**PROBLEM STATEMENT:**
In how many lines of the records below does the word "JSON" appear? Reply with the number only.

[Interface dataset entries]
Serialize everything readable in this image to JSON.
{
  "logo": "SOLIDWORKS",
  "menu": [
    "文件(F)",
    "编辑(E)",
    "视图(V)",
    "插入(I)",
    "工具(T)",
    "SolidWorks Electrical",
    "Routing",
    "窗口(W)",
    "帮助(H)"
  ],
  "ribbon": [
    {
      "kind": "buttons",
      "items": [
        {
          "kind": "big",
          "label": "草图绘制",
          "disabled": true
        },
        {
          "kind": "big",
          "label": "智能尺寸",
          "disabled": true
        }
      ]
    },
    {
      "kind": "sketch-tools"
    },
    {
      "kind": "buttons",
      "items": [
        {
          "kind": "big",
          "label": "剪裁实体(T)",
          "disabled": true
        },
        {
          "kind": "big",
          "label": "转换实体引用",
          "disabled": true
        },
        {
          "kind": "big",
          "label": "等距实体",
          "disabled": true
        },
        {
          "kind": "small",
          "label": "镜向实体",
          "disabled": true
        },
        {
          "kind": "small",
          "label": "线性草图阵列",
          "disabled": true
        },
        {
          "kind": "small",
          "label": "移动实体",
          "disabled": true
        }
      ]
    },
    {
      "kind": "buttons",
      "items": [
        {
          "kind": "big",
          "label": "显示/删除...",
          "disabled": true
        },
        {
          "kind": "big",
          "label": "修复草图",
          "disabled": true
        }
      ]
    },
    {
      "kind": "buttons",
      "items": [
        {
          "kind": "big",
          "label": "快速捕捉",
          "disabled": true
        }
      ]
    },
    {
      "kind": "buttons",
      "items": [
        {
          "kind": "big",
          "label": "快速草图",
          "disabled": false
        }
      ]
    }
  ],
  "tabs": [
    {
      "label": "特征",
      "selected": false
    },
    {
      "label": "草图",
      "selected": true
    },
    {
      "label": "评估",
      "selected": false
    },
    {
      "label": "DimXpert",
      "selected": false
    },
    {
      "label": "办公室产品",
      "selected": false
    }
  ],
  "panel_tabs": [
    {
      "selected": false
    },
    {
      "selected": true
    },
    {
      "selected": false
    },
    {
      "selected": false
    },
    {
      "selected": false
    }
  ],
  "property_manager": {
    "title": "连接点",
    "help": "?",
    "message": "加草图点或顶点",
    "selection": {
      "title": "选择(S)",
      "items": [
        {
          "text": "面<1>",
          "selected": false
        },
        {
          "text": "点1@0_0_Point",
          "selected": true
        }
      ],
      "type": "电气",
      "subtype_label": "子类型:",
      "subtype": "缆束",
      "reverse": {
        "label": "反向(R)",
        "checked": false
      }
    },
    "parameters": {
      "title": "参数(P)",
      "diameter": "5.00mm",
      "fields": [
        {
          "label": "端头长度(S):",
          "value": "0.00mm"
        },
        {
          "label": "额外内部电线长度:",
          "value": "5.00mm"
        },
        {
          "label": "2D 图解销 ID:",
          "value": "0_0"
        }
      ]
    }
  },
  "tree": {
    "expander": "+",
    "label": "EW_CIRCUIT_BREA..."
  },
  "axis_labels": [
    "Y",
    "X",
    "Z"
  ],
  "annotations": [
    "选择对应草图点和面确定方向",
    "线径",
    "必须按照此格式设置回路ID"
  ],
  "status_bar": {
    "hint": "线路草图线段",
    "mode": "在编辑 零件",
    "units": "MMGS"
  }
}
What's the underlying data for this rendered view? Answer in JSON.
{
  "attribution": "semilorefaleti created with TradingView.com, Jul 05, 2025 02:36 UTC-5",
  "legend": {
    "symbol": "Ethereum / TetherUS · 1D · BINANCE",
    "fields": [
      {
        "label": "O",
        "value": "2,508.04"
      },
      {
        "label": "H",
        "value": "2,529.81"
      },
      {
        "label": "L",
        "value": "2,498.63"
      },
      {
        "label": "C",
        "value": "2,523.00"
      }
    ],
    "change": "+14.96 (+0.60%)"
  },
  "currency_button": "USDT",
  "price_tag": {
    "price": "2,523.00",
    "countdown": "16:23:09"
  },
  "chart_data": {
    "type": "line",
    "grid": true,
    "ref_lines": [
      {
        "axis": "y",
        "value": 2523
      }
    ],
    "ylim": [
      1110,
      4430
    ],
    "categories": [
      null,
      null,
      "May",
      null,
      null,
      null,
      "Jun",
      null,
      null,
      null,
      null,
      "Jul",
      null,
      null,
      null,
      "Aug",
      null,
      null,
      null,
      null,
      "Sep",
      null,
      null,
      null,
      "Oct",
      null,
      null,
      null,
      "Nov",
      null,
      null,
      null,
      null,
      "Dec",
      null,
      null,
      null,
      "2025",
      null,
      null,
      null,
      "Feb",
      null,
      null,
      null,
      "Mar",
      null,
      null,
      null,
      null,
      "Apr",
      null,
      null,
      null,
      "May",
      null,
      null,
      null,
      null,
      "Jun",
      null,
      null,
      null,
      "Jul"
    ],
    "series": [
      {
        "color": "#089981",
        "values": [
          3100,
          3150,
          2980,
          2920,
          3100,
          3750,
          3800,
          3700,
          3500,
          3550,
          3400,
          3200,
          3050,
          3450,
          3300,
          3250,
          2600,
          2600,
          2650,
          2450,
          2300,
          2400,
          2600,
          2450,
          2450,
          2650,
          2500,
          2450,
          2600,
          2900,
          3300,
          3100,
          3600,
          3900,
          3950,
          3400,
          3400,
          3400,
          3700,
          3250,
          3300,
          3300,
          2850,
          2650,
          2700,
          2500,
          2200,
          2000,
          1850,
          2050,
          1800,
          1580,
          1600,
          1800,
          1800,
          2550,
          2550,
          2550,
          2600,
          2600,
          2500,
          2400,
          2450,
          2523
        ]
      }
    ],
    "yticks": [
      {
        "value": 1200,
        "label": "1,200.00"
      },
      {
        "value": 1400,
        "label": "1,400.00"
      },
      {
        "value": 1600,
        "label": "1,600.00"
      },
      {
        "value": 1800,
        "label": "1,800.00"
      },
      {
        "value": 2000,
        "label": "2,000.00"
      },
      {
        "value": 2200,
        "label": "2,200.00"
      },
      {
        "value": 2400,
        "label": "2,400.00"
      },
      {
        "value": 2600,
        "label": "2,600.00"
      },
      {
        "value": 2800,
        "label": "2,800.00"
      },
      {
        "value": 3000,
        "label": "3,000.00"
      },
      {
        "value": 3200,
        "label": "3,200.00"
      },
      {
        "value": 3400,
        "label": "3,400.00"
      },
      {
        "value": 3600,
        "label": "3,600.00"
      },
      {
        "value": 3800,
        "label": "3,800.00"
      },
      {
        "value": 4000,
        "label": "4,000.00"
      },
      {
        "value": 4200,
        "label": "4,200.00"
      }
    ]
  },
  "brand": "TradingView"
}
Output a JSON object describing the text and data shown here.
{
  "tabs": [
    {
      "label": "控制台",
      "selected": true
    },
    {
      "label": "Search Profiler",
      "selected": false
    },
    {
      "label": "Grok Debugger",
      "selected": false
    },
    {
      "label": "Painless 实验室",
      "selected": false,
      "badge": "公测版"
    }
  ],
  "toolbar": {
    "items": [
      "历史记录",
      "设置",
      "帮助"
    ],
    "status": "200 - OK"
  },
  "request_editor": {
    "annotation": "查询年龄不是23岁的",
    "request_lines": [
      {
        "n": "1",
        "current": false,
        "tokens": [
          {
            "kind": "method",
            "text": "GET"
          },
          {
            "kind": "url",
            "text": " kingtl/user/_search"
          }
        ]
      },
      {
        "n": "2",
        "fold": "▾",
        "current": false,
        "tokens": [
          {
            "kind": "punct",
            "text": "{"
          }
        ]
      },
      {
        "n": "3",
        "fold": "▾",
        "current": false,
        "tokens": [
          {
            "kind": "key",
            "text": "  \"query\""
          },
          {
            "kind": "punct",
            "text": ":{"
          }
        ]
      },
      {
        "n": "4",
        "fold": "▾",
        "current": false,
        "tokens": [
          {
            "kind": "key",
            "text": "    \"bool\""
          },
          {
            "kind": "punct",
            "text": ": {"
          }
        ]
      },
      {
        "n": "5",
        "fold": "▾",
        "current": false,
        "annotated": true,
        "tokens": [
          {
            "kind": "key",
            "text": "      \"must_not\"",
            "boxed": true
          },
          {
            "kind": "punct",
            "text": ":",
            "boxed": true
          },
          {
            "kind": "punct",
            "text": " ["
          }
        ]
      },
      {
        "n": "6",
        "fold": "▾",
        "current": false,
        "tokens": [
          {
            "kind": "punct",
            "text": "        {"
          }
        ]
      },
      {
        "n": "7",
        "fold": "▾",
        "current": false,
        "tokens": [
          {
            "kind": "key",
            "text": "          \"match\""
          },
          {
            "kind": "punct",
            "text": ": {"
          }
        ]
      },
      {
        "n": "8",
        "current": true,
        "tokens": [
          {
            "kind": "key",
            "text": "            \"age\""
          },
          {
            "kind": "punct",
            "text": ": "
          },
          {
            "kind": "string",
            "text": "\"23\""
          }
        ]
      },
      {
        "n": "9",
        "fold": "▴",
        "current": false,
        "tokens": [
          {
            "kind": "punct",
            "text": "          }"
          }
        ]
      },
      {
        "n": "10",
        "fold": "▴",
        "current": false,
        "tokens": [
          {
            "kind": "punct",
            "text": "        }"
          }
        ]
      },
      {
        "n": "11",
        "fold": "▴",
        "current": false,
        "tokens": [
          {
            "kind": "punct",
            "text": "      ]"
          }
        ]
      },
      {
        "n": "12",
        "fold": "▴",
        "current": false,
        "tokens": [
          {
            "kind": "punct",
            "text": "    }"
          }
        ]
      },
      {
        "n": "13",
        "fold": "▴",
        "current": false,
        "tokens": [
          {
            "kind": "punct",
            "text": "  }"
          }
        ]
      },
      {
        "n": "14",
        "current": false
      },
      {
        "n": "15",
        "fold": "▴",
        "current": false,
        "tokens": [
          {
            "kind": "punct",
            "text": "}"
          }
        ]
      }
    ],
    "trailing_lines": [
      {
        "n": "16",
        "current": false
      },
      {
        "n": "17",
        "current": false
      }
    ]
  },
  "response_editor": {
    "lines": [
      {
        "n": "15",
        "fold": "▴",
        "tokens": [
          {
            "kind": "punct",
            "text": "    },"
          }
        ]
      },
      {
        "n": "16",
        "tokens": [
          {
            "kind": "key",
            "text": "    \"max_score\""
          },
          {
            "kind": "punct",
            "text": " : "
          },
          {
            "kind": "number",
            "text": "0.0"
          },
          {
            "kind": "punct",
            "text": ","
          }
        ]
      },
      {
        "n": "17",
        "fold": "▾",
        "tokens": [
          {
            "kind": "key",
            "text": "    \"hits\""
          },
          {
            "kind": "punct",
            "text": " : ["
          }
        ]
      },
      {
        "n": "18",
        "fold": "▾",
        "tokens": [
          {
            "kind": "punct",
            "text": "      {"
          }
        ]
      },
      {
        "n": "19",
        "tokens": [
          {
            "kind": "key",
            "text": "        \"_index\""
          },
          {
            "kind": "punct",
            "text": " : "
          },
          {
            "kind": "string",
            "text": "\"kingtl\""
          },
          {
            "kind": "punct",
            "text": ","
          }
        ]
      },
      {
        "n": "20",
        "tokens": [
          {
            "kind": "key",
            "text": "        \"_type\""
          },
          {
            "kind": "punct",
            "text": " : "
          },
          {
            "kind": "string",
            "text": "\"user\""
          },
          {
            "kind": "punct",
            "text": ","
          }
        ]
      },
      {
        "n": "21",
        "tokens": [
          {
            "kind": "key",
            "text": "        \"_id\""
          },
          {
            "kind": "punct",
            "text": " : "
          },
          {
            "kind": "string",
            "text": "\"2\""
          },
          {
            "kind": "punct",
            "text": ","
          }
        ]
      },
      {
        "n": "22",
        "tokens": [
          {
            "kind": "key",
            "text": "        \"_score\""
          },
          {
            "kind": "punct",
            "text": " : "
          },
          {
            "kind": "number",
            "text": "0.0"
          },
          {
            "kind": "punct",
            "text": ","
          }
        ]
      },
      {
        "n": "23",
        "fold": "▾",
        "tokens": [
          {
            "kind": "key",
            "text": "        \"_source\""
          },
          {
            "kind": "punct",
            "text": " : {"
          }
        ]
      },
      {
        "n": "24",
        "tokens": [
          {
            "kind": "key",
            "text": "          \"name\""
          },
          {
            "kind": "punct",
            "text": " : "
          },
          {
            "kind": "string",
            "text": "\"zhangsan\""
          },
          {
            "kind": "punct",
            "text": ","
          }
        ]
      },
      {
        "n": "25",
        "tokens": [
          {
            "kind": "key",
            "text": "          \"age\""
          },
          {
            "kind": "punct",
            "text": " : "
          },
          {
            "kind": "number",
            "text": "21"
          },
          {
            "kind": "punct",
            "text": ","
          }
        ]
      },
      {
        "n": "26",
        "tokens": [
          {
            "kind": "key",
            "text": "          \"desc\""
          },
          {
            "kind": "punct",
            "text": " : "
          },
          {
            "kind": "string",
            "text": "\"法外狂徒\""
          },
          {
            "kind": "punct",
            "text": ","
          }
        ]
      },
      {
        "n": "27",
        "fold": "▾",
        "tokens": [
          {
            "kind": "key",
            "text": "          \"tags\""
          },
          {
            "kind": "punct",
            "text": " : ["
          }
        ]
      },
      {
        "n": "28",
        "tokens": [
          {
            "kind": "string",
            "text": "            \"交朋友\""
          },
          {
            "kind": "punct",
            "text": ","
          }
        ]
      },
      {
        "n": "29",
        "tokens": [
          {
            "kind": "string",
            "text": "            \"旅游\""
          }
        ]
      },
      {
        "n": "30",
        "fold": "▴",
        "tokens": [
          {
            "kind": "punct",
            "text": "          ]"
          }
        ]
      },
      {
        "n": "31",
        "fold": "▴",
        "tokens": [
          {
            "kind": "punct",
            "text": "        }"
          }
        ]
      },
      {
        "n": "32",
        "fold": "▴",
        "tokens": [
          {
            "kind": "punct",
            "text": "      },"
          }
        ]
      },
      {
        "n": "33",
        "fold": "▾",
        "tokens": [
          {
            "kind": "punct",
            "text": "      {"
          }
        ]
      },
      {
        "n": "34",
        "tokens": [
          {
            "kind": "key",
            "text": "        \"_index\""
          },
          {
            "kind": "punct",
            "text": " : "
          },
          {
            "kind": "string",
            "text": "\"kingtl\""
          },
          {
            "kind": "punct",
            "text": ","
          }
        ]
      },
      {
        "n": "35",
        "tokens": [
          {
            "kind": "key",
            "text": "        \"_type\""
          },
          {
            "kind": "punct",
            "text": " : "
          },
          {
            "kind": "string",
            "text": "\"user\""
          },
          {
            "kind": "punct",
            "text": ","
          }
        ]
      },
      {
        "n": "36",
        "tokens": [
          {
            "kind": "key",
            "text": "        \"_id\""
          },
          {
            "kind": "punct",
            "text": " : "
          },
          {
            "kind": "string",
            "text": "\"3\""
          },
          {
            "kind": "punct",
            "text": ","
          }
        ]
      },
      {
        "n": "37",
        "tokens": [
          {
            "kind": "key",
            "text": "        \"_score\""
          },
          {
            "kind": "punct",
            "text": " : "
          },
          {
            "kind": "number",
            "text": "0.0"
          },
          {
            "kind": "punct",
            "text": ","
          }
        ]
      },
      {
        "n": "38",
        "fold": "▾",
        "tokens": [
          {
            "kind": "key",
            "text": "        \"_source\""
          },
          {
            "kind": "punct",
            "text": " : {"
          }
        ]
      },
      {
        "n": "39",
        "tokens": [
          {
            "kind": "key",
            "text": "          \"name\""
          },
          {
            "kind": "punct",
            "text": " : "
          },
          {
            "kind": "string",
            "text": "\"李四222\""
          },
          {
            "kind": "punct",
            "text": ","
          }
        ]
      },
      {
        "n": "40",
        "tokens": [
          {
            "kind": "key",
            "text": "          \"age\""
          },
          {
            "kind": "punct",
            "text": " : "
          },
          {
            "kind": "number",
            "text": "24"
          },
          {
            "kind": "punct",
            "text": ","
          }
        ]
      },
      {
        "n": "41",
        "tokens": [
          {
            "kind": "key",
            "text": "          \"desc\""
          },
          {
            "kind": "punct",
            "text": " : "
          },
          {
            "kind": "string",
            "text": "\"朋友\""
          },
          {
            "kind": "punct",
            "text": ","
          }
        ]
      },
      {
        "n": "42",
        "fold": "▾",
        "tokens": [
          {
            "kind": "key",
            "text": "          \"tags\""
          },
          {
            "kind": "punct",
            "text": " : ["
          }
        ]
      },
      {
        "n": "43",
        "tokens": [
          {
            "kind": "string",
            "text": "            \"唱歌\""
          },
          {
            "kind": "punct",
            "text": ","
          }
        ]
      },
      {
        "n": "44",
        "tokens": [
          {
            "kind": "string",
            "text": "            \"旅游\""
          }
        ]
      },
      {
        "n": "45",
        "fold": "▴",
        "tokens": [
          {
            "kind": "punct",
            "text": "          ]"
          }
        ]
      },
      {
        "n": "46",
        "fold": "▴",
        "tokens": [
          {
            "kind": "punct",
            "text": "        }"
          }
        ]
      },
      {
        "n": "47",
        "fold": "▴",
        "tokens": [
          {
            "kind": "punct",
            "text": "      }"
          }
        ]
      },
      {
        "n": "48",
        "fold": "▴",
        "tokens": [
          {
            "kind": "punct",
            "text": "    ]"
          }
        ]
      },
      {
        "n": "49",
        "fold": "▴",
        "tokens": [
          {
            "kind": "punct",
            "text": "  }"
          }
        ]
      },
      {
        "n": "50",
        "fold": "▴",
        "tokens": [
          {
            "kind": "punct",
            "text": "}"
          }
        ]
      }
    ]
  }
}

**WRITTEN SOLUTION:**
3